speech at the LBJ auditorium. He spoke about national security and the need for straight talk and shared sacrifice. That's a tough message to deliver, but Biden hit it out of the park. He actually explained detailed policy solutions without coming across as too wonkish. He advocated an interesting idea about having lots of substantive town hall debates between the presidential candidates across the country...an idea that Republicans probably would never let happen (unless someone like McCain got the nomination.)
Some random Saturday thoughts...
I have been supporting Mark Warner for a while now. But I've kept a close eye on Russ Feingold. I wish Feingold could win in this country. And maybe he can. But he's definitely an electoral risk. In all likelihood, he couldn't compete in all 50 states. He would have to hit the "triple bank-shot" of Ohio, Florida and Pennsylvania. There would be no room for error.
Warner, however, could put more states in play. If we're to become a majority party again, we've got compete in all 50 states by wining back middle class rural voters. Warner could beat Hillary Clinton in the primary by running as Bill Clinton-esque southern democrat campaign.
This morning on NBC's Meet the Press
, Russert got McCain to go on record against a free press in Iraq. McCain said, "If that's the only way you get stories in, then I'm not terribly offend by it, Tim."
This may be the craziest thing I've ever heard McCain say, and the list seems to growing at a faster pace these days.
I used to like John McCain, but he's off his rocker now. He wants to be President so bad that he's losing his common sense appeal in his effort to impress the right wing nuts who decide the Republican primary. Apparently, he recently called Murtha "too emotional" and said Kerry lacked enough "strength" to offer solutions to Iraq. It seems as if McCain thinks he's the only war hero in America, and other veterans are pansies. McCain is trying to court the war-hungry Bush right-wingers, and it's an ugly thing to watch.
Democrats respond to Bush's Iraq speech.
Whereas John Kerry's response speech rambled, Feingold was sharp in his response. Norah O'Donnell threw all the Repub talking points at Feingold, and he responded well. His main points were that Bush has confused Iraq with 9/11 and that our military presence is fueling the insurgents...which Bush doesn't seem to understand.
But I'm most impressed with Feingold's attitude and tone. He comes across as a straight shooter, and that will appeal to swing voters looking for change.
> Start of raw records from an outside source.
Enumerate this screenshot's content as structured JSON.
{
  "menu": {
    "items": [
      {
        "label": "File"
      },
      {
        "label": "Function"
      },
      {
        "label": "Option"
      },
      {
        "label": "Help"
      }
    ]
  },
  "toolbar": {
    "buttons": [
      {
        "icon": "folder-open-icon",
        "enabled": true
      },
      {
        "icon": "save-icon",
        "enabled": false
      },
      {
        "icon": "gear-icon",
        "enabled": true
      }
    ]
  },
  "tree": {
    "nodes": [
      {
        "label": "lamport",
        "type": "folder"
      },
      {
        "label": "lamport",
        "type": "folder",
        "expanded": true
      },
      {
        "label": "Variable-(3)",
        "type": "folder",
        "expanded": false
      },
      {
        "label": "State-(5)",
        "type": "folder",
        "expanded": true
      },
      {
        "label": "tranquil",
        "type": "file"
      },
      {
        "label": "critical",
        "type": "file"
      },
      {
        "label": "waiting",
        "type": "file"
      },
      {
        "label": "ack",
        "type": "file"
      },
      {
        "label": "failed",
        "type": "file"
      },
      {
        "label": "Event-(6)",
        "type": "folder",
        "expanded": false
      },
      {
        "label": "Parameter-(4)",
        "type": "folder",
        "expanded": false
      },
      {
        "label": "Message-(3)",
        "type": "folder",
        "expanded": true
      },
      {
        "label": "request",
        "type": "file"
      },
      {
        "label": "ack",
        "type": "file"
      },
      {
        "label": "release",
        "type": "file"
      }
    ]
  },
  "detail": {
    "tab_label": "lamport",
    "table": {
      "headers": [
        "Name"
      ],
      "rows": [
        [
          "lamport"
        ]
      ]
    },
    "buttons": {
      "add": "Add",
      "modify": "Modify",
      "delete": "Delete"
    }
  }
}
While I don't share the venom that some kossacks tossed at Mark Warner for his Iraq plan, I'm becoming more open to a Feingold candidacy in 2008. I still think Warner has the best shot at electoral victory, and that's all that really matters. But Feingold impreses me every time I watch him, and I hope he continues to speak up.
I'm still leaning towards Mark Warner for 2008, but Feingold
performed quite well with George Stephanopoulos this morning. He answered the faith question well. He answered the liberal question well. He answered the national security question well. And most importantly, in my opinion, he stated that universal health care is his top priority. He finished by saying that America needs a "cheesehead president".
I predict a legendary Warner-Feingold-Clinton battle in 2008. I'm still supporting Warner because it would be naive to ignore the historical advantage that southern governors have over northern senators, and Warner's recent Meet the Press performance was impressive. The country is fed up with the Bush agenda, and Warner has the ability to win over those important swing votes.
Having said that, I would be very inspired by a Feingold campaign that embraces liberal values. Gore couldn't sell liberalism. Kerry couldn't either. Maybe Feingold is the messenger we've been looking for?
Bob Gammage could truly spice things up in the Lone Star State. He's currently living the peaceful life in Llano, but he's pissed off at what Rick Perry has done to Texas. The Statesman
follows the BOR
and the Democratic Undergound
in reporting about Gammage's potential run for Texas governor
. Gammage has been a state rep, state senator, us congressman and supreme court justice...and he supposedly can fire up a crowd. He's got the Wes Clark netroots community behind him, and he's run statewide before.